It can feel like university is all that matters to students. How many years will it take to complete a program? What courses are necessary? How can struggling students track everything? What obstacles might they encounter?

As you start frantically planning for the next year, The Varsity’s got answers to all your burning questions below: about the length of a degree, work experience, and how to play everything out.

Your degree’s duration

To complete a program at U of T, a student must complete 20 credits. Semester courses provide students with 0.5 credits, whereas yearly courses account for 1.0 credits. U of T recommends that students whose GPA is over 1.5 take 2.5 credits per fall and winter semester, which equates to five courses each term. However, depending on an individual’s capabilities, the minimum number of credits a student can take in a semester is 0.5, and the maximum is 3.0.

U of T also stipulates that students can take 0.5 to 2.0 credits during the summer. 

A student who completes 2.5 credits per fall and winter semester can graduate in four years. Those who desire to fast-track their graduation can do so by taking summer courses and possibly reduce the number of semesters they need to complete their 20 credits. Taking fewer courses per semester will increase the number of semesters you end up needing to graduate.

How does work experience work?

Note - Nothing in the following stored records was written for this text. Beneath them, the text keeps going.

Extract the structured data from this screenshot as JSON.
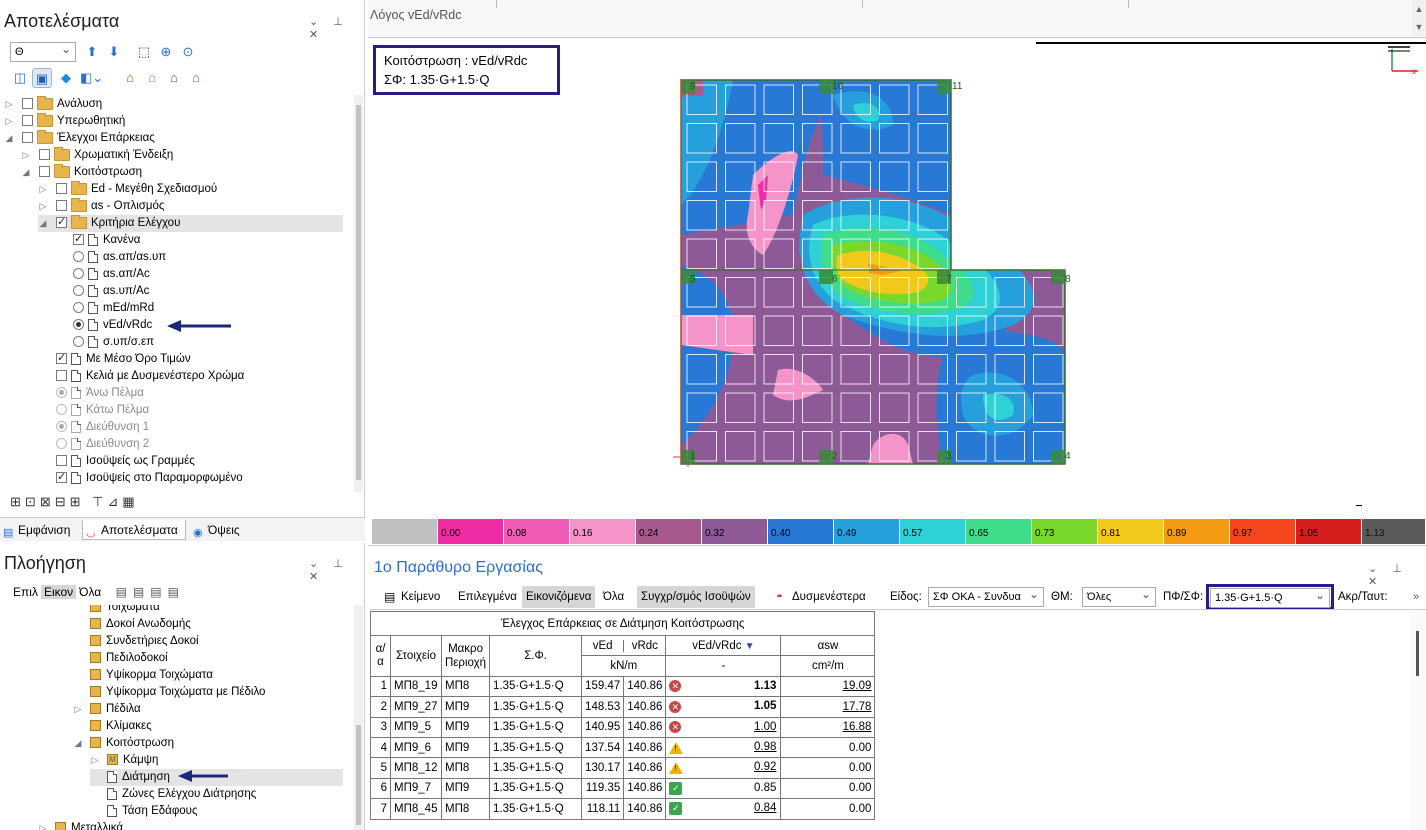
{
  "results_panel": {
    "title": "Αποτελέσματα",
    "floor_value": "Θ",
    "tree": [
      {
        "label": "Ανάλυση"
      },
      {
        "label": "Υπερωθητική"
      },
      {
        "label": "Έλεγχοι Επάρκειας"
      },
      {
        "label": "Χρωματική Ένδειξη"
      },
      {
        "label": "Κοιτόστρωση"
      },
      {
        "label": "Ed - Μεγέθη Σχεδιασμού"
      },
      {
        "label": "αs - Οπλισμός"
      },
      {
        "label": "Κριτήρια Ελέγχου"
      },
      {
        "label": "Κανένα"
      },
      {
        "label": "αs.απ/αs.υπ"
      },
      {
        "label": "αs.απ/Ac"
      },
      {
        "label": "αs.υπ/Ac"
      },
      {
        "label": "mEd/mRd"
      },
      {
        "label": "vEd/vRdc"
      },
      {
        "label": "σ.υπ/σ.επ"
      },
      {
        "label": "Με Μέσο Όρο Τιμών"
      },
      {
        "label": "Κελιά με Δυσμενέστερο Χρώμα"
      },
      {
        "label": "Άνω Πέλμα"
      },
      {
        "label": "Κάτω Πέλμα"
      },
      {
        "label": "Διεύθυνση 1"
      },
      {
        "label": "Διεύθυνση 2"
      },
      {
        "label": "Ισοϋψείς ως Γραμμές"
      },
      {
        "label": "Ισοϋψείς στο Παραμορφωμένο"
      }
    ],
    "tabs": [
      "Εμφάνιση",
      "Αποτελέσματα",
      "Όψεις"
    ]
  },
  "nav_panel": {
    "title": "Πλοήγηση",
    "filters": [
      "Επιλ",
      "Εικον",
      "Όλα"
    ],
    "tree": [
      {
        "label": "Τοιχώματα"
      },
      {
        "label": "Δοκοί Ανωδομής"
      },
      {
        "label": "Συνδετήριες Δοκοί"
      },
      {
        "label": "Πεδιλοδοκοί"
      },
      {
        "label": "Υψίκορμα Τοιχώματα"
      },
      {
        "label": "Υψίκορμα Τοιχώματα με Πέδιλο"
      },
      {
        "label": "Πέδιλα"
      },
      {
        "label": "Κλίμακες"
      },
      {
        "label": "Κοιτόστρωση"
      },
      {
        "label": "Κάμψη"
      },
      {
        "label": "Διάτμηση"
      },
      {
        "label": "Ζώνες Ελέγχου Διάτρησης"
      },
      {
        "label": "Τάση Εδάφους"
      },
      {
        "label": "Μεταλλικά"
      }
    ]
  },
  "view": {
    "tab_title": "Λόγος vEd/vRdc",
    "info_line1": "Κοιτόστρωση : vEd/vRdc",
    "info_line2": "ΣΦ:   1.35·G+1.5·Q",
    "node_labels": [
      "9",
      "10",
      "11",
      "5",
      "6",
      "7",
      "8",
      "1",
      "2",
      "3",
      "4"
    ],
    "legend": [
      {
        "value": "",
        "color": "#c0c0c0"
      },
      {
        "value": "0.00",
        "color": "#f02ca4"
      },
      {
        "value": "0.08",
        "color": "#f05bb6"
      },
      {
        "value": "0.16",
        "color": "#f594c9"
      },
      {
        "value": "0.24",
        "color": "#a95a8d"
      },
      {
        "value": "0.32",
        "color": "#8d5a97"
      },
      {
        "value": "0.40",
        "color": "#2878d6"
      },
      {
        "value": "0.49",
        "color": "#25a0dd"
      },
      {
        "value": "0.57",
        "color": "#2ed1d6"
      },
      {
        "value": "0.65",
        "color": "#3fdc8c"
      },
      {
        "value": "0.73",
        "color": "#7ad82c"
      },
      {
        "value": "0.81",
        "color": "#f2c81a"
      },
      {
        "value": "0.89",
        "color": "#f59a14"
      },
      {
        "value": "0.97",
        "color": "#f5461e"
      },
      {
        "value": "1.05",
        "color": "#d71e1e"
      },
      {
        "value": "1.13",
        "color": "#5a5a5a"
      }
    ]
  },
  "work_window": {
    "title": "1ο Παράθυρο Εργασίας",
    "toolbar": {
      "text_btn": "Κείμενο",
      "selected_btn": "Επιλεγμένα",
      "displayed_btn": "Εικονιζόμενα",
      "all_btn": "Όλα",
      "sync_btn": "Συγχρ/σμός Ισοϋψών",
      "worst_btn": "Δυσμενέστερα",
      "type_label": "Είδος:",
      "type_value": "ΣΦ ΟΚΑ - Συνδυα",
      "tm_label": "ΘΜ:",
      "tm_value": "Όλες",
      "pf_label": "ΠΦ/ΣΦ:",
      "pf_value": "1.35·G+1.5·Q",
      "extra_label": "Ακρ/Ταυτ:"
    },
    "table": {
      "title": "Έλεγχος Επάρκειας σε Διάτμηση Κοιτόστρωσης",
      "headers": {
        "aa": "α/α",
        "element": "Στοιχείο",
        "macro": "Μακρο Περιοχή",
        "combo": "Σ.Φ.",
        "ved": "vEd",
        "vrd": "vRdc",
        "ratio": "vEd/vRdc",
        "asw": "αsw",
        "unit_v": "kN/m",
        "unit_ratio": "-",
        "unit_asw": "cm²/m"
      },
      "rows": [
        {
          "aa": "1",
          "element": "ΜΠ8_19",
          "macro": "ΜΠ8",
          "combo": "1.35·G+1.5·Q",
          "ved": "159.47",
          "vrd": "140.86",
          "status": "fail",
          "ratio": "1.13",
          "asw": "19.09"
        },
        {
          "aa": "2",
          "element": "ΜΠ9_27",
          "macro": "ΜΠ9",
          "combo": "1.35·G+1.5·Q",
          "ved": "148.53",
          "vrd": "140.86",
          "status": "fail",
          "ratio": "1.05",
          "asw": "17.78"
        },
        {
          "aa": "3",
          "element": "ΜΠ9_5",
          "macro": "ΜΠ9",
          "combo": "1.35·G+1.5·Q",
          "ved": "140.95",
          "vrd": "140.86",
          "status": "fail",
          "ratio": "1.00",
          "asw": "16.88"
        },
        {
          "aa": "4",
          "element": "ΜΠ9_6",
          "macro": "ΜΠ9",
          "combo": "1.35·G+1.5·Q",
          "ved": "137.54",
          "vrd": "140.86",
          "status": "warn",
          "ratio": "0.98",
          "asw": "0.00"
        },
        {
          "aa": "5",
          "element": "ΜΠ8_12",
          "macro": "ΜΠ8",
          "combo": "1.35·G+1.5·Q",
          "ved": "130.17",
          "vrd": "140.86",
          "status": "warn",
          "ratio": "0.92",
          "asw": "0.00"
        },
        {
          "aa": "6",
          "element": "ΜΠ9_7",
          "macro": "ΜΠ9",
          "combo": "1.35·G+1.5·Q",
          "ved": "119.35",
          "vrd": "140.86",
          "status": "ok",
          "ratio": "0.85",
          "asw": "0.00"
        },
        {
          "aa": "7",
          "element": "ΜΠ8_45",
          "macro": "ΜΠ8",
          "combo": "1.35·G+1.5·Q",
          "ved": "118.11",
          "vrd": "140.86",
          "status": "ok",
          "ratio": "0.84",
          "asw": "0.00"
        }
      ]
    }
  },
  "colors": {
    "accent_frame": "#2a1a8c",
    "arrow": "#1a2a78"
  }
}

Though most students will have to find work experience independently through social media and networking, U of T has some programs for those who qualify.

Currently, only students enrolled in the information security specialist program, bioinformatics specialist program, and computer science specialist, major, or minor programs can apply for a Professional Experience Year (PEY) co-op placement at UTSG. A PEY provides second-year students in the mentioned programs with the opportunity to gain paid work experience for over 12 months. To do so, a student must be enrolled or have completed one of the following software design courses: CSC207 at UTM; CSC207 at UTSG; or CSCB07 at UTSC. 

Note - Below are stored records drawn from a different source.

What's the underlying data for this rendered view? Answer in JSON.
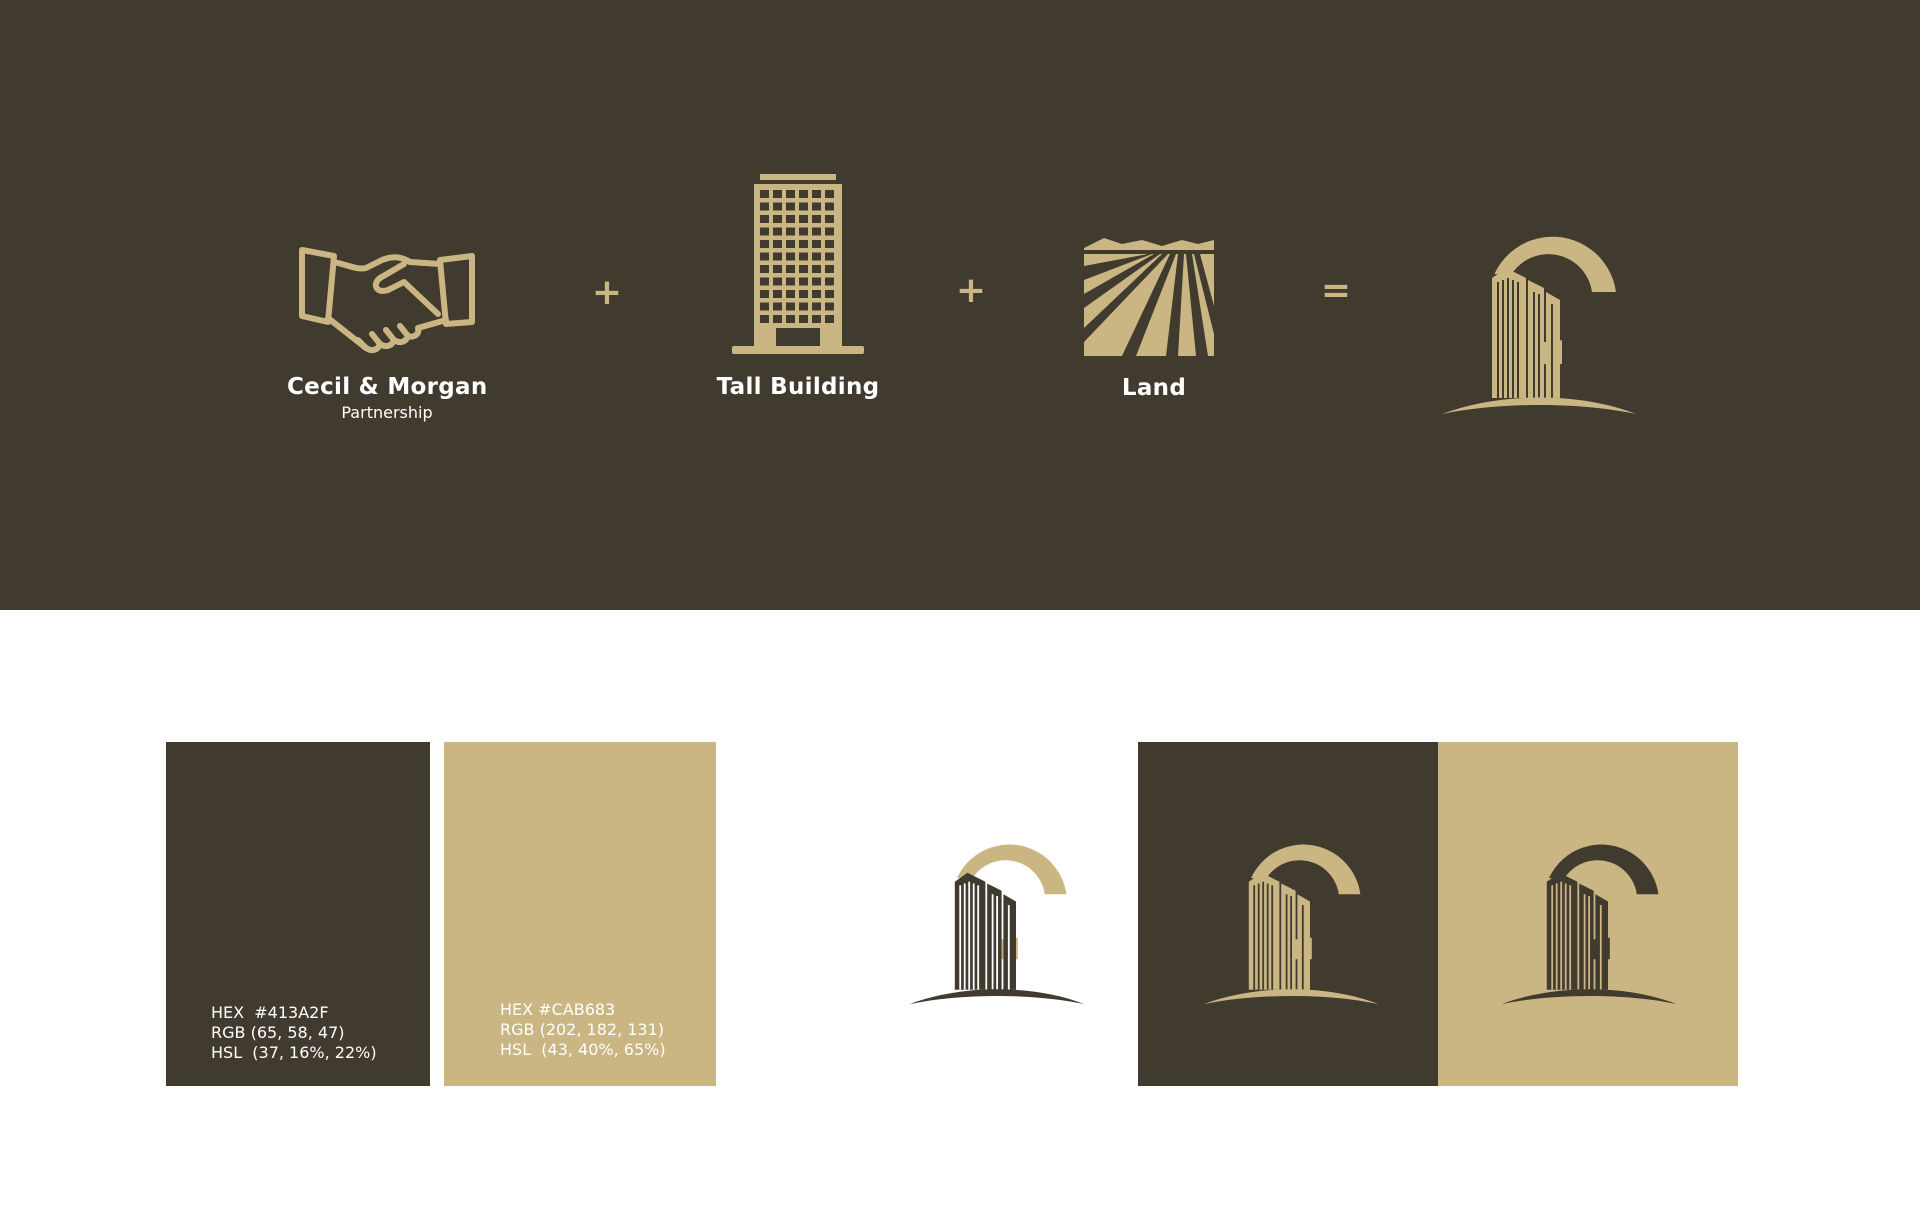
{
  "concept": {
    "items": [
      {
        "label": "Cecil & Morgan",
        "sublabel": "Partnership",
        "icon": "handshake-icon"
      },
      {
        "label": "Tall Building",
        "icon": "tall-building-icon"
      },
      {
        "label": "Land",
        "icon": "land-field-icon"
      }
    ],
    "operators": [
      "+",
      "+",
      "="
    ],
    "result_icon": "building-c-logo-icon"
  },
  "palette": [
    {
      "hex": "HEX  #413A2F",
      "rgb": "RGB (65, 58, 47)",
      "hsl": "HSL  (37, 16%, 22%)",
      "color": "#413A2F",
      "text_color": "#FFFFFF"
    },
    {
      "hex": "HEX #CAB683",
      "rgb": "RGB (202, 182, 131)",
      "hsl": "HSL  (43, 40%, 65%)",
      "color": "#CAB683",
      "text_color": "#FFFFFF"
    }
  ],
  "colors": {
    "dark": "#413A2F",
    "gold": "#CAB683",
    "white": "#FFFFFF"
  }
}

Students who secure a PEY begin working after they complete their third year. It is only after a student finalizes their co-op do they return to full-time studies to conclude their fourth year. As such, their graduation will be delayed by one year. Therefore, students who engage in a co-op opportunity can expect to graduate in five years. 

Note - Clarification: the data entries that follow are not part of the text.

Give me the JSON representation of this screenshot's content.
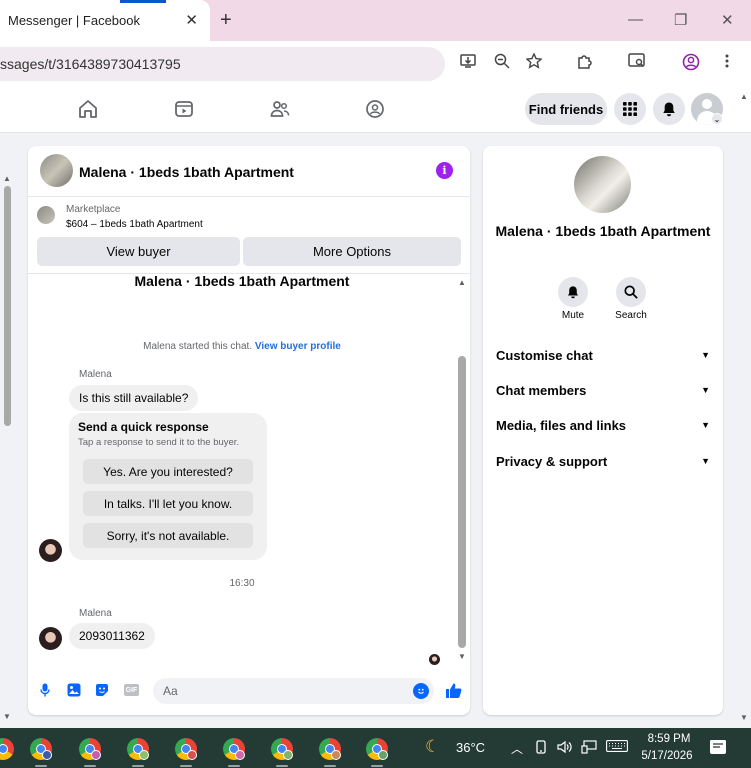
{
  "browser": {
    "tab_title": "Messenger | Facebook",
    "tab_close": "✕",
    "new_tab": "+",
    "url": "ssages/t/3164389730413795",
    "window_minimize": "—",
    "window_restore": "❐",
    "window_close": "✕"
  },
  "fbnav": {
    "find_friends": "Find friends"
  },
  "chat": {
    "header_title": "Malena · 1beds 1bath Apartment",
    "info_glyph": "i",
    "marketplace_label": "Marketplace",
    "listing_text": "$604 – 1beds 1bath Apartment",
    "view_buyer": "View buyer",
    "more_options": "More Options",
    "convo_title": "Malena · 1beds 1bath Apartment",
    "started_text": "Malena started this chat.",
    "view_buyer_profile": "View buyer profile",
    "messages": [
      {
        "sender": "Malena",
        "text": "Is this still available?"
      },
      {
        "sender": "Malena",
        "text": "2093011362"
      }
    ],
    "quick_response": {
      "title": "Send a quick response",
      "subtitle": "Tap a response to send it to the buyer.",
      "options": [
        "Yes. Are you interested?",
        "In talks. I'll let you know.",
        "Sorry, it's not available."
      ]
    },
    "timestamp": "16:30",
    "gif_label": "GIF",
    "composer_placeholder": "Aa"
  },
  "rpanel": {
    "name": "Malena · 1beds 1bath Apartment",
    "mute_label": "Mute",
    "search_label": "Search",
    "rows": [
      "Customise chat",
      "Chat members",
      "Media, files and links",
      "Privacy & support"
    ]
  },
  "taskbar": {
    "temperature": "36°C",
    "time": "8:59 PM",
    "date": "5/17/2026"
  },
  "colors": {
    "accent_blue": "#0866ff",
    "info_purple": "#a020f0",
    "link_blue": "#216fdb",
    "taskbar_bg": "#243a34",
    "tabbar_bg": "#f1d9e8"
  }
}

Some fourth-year courses additionally provide academic internship opportunities. UTM’s website says academic internships typically last over 100 to 200 hours. For example, students in the Digital Enterprise Management program at UTM can apply for CCT410, which is a half-year internship opportunity. However, due to entrance limitations on these courses such as instructor permission, only a minimal number of students are eligible for entry. 

Students who complete academic internships do so throughout their semesters, therefore, they can still expect to graduate after four years.

Planning your degree

Students can rely on the Academic Calendar and the Degree Explorer to determine what courses they need and when to take them.

UTM’s list of programs, UTSG’s programs of study, and UTSC’s program search tabs provided by the Academic Calendar can help students choose their programs. These resources provide details on the first, second, and higher-year courses required for graduation. Similarly, the Degree Explorer helps students understand what courses will be necessary to make up the degrees they may be interested in.